# What needs to be done
I'd like every entry returned exactly as it is, with the images left out.

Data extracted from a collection
BEGIN
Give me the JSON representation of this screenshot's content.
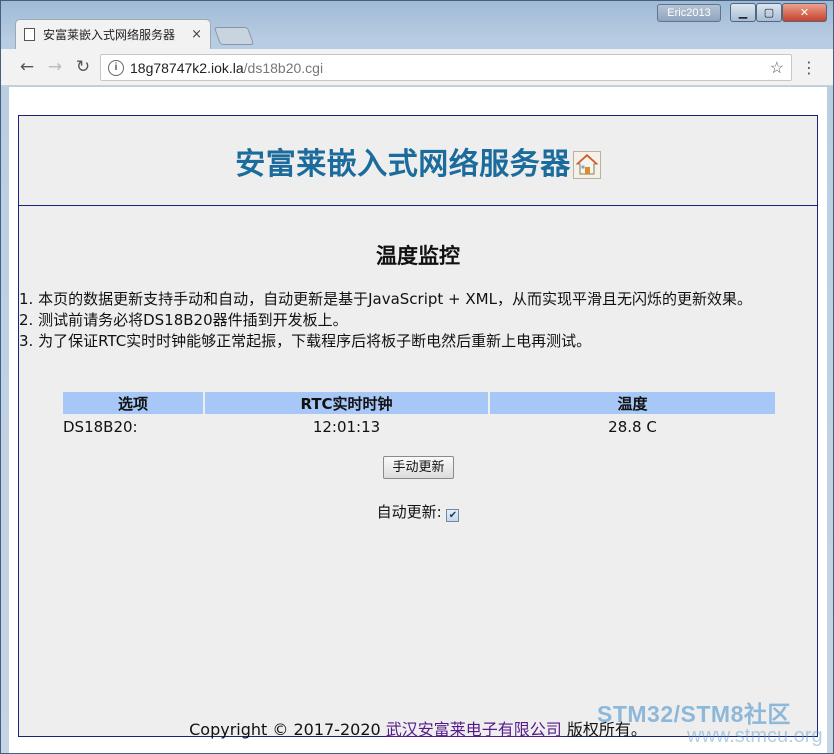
{
  "browser": {
    "tab_title": "安富莱嵌入式网络服务器",
    "tab_close": "×",
    "user_badge": "Eric2013",
    "url_host": "18g78747k2.iok.la",
    "url_path": "/ds18b20.cgi",
    "window_controls": {
      "minimize": "▁",
      "maximize": "▢",
      "close": "✕"
    }
  },
  "page": {
    "header_title": "安富莱嵌入式网络服务器",
    "section_title": "温度监控",
    "notes": [
      "1. 本页的数据更新支持手动和自动，自动更新是基于JavaScript + XML，从而实现平滑且无闪烁的更新效果。",
      "2. 测试前请务必将DS18B20器件插到开发板上。",
      "3. 为了保证RTC实时时钟能够正常起振，下载程序后将板子断电然后重新上电再测试。"
    ],
    "table": {
      "headers": [
        "选项",
        "RTC实时时钟",
        "温度"
      ],
      "row": {
        "label": "DS18B20:",
        "time": "12:01:13",
        "temperature": "28.8 C"
      }
    },
    "manual_button": "手动更新",
    "auto_update_label": "自动更新:",
    "auto_update_checked": true,
    "footer": {
      "prefix": "Copyright © 2017-2020 ",
      "link_text": "武汉安富莱电子有限公司",
      "suffix": " 版权所有。"
    }
  },
  "watermark": {
    "line1": "STM32/STM8社区",
    "line2": "www.stmcu.org"
  },
  "colors": {
    "header_title": "#1b6c9c",
    "table_header_bg": "#a7c8f7",
    "page_border": "#1a237e",
    "link": "#551a8b"
  }
}
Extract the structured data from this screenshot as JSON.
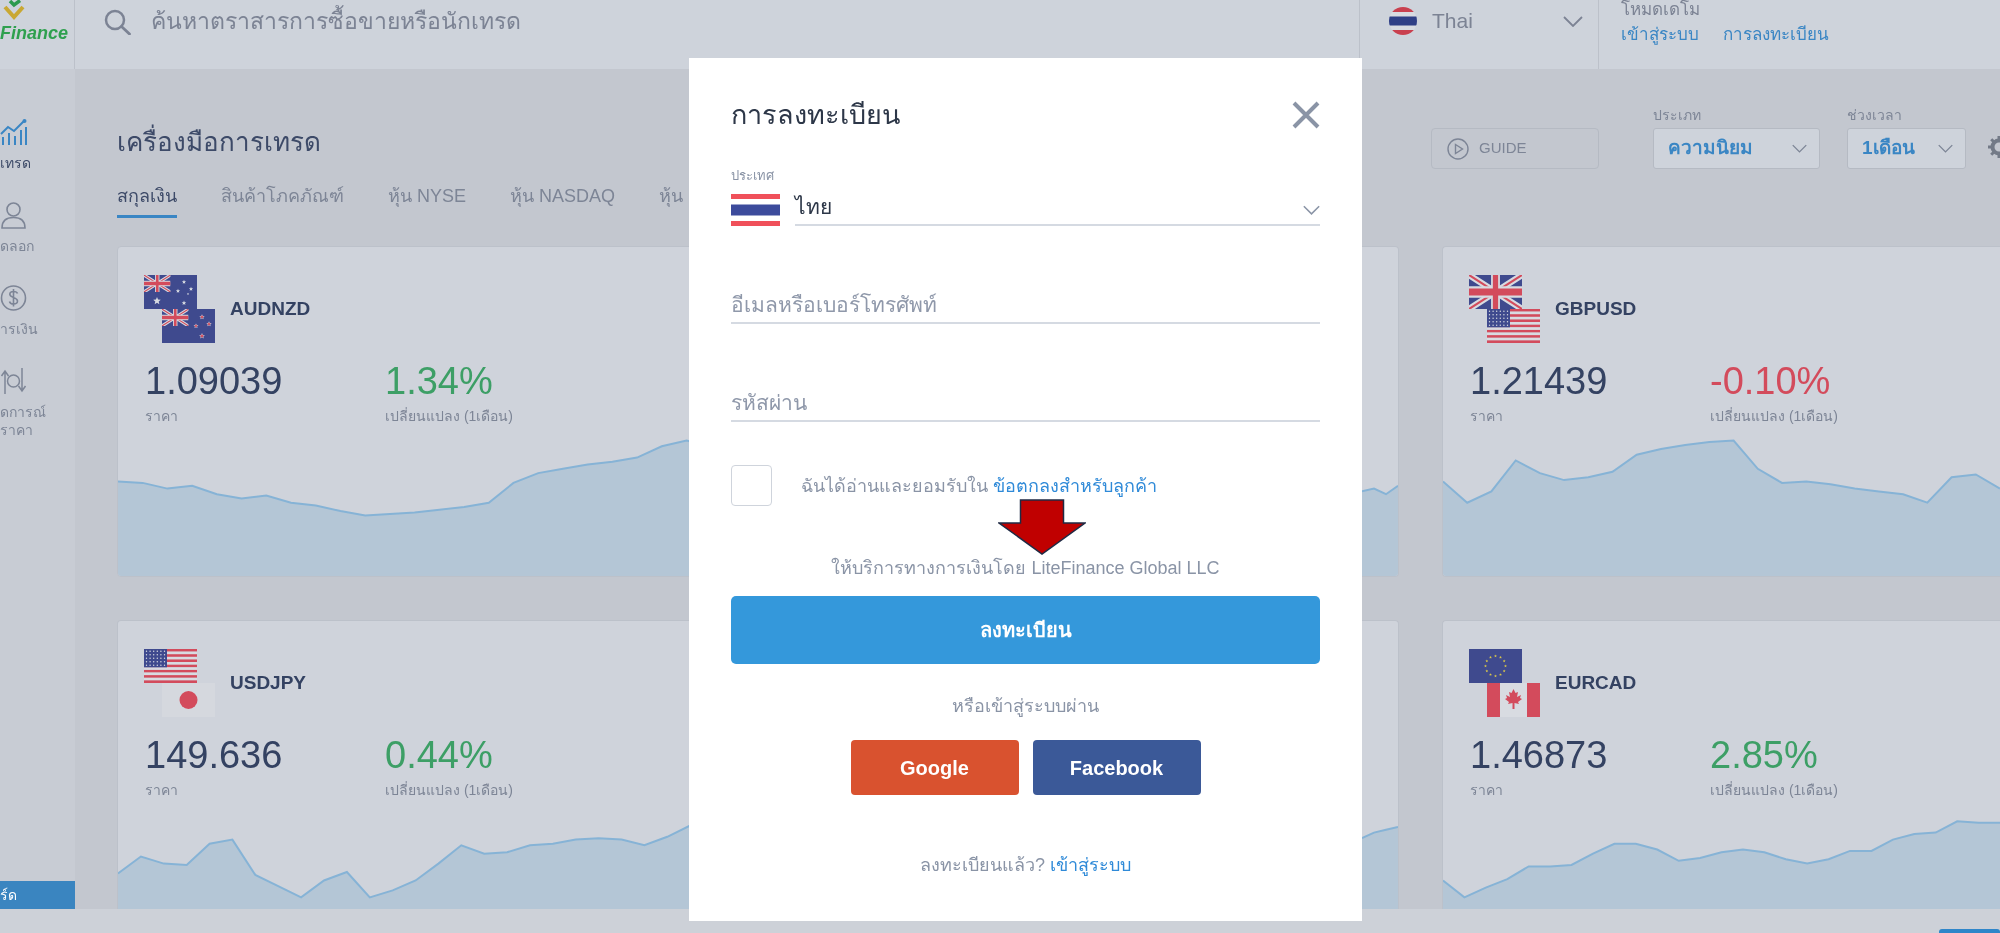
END
# Solution for this problem
Give me the JSON representation of this screenshot's content.
{
  "browser": {
    "tab_title": "安富莱嵌入式网络服务器",
    "tab_close": "×",
    "user_badge": "Eric2013",
    "url_host": "18g78747k2.iok.la",
    "url_path": "/ds18b20.cgi",
    "window_controls": {
      "minimize": "▁",
      "maximize": "▢",
      "close": "✕"
    }
  },
  "page": {
    "header_title": "安富莱嵌入式网络服务器",
    "section_title": "温度监控",
    "notes": [
      "1. 本页的数据更新支持手动和自动，自动更新是基于JavaScript + XML，从而实现平滑且无闪烁的更新效果。",
      "2. 测试前请务必将DS18B20器件插到开发板上。",
      "3. 为了保证RTC实时时钟能够正常起振，下载程序后将板子断电然后重新上电再测试。"
    ],
    "table": {
      "headers": [
        "选项",
        "RTC实时时钟",
        "温度"
      ],
      "row": {
        "label": "DS18B20:",
        "time": "12:01:13",
        "temperature": "28.8 C"
      }
    },
    "manual_button": "手动更新",
    "auto_update_label": "自动更新:",
    "auto_update_checked": true,
    "footer": {
      "prefix": "Copyright © 2017-2020 ",
      "link_text": "武汉安富莱电子有限公司",
      "suffix": " 版权所有。"
    }
  },
  "watermark": {
    "line1": "STM32/STM8社区",
    "line2": "www.stmcu.org"
  },
  "colors": {
    "header_title": "#1b6c9c",
    "table_header_bg": "#a7c8f7",
    "page_border": "#1a237e",
    "link": "#551a8b"
  }
}
Extract the structured data from this screenshot as JSON.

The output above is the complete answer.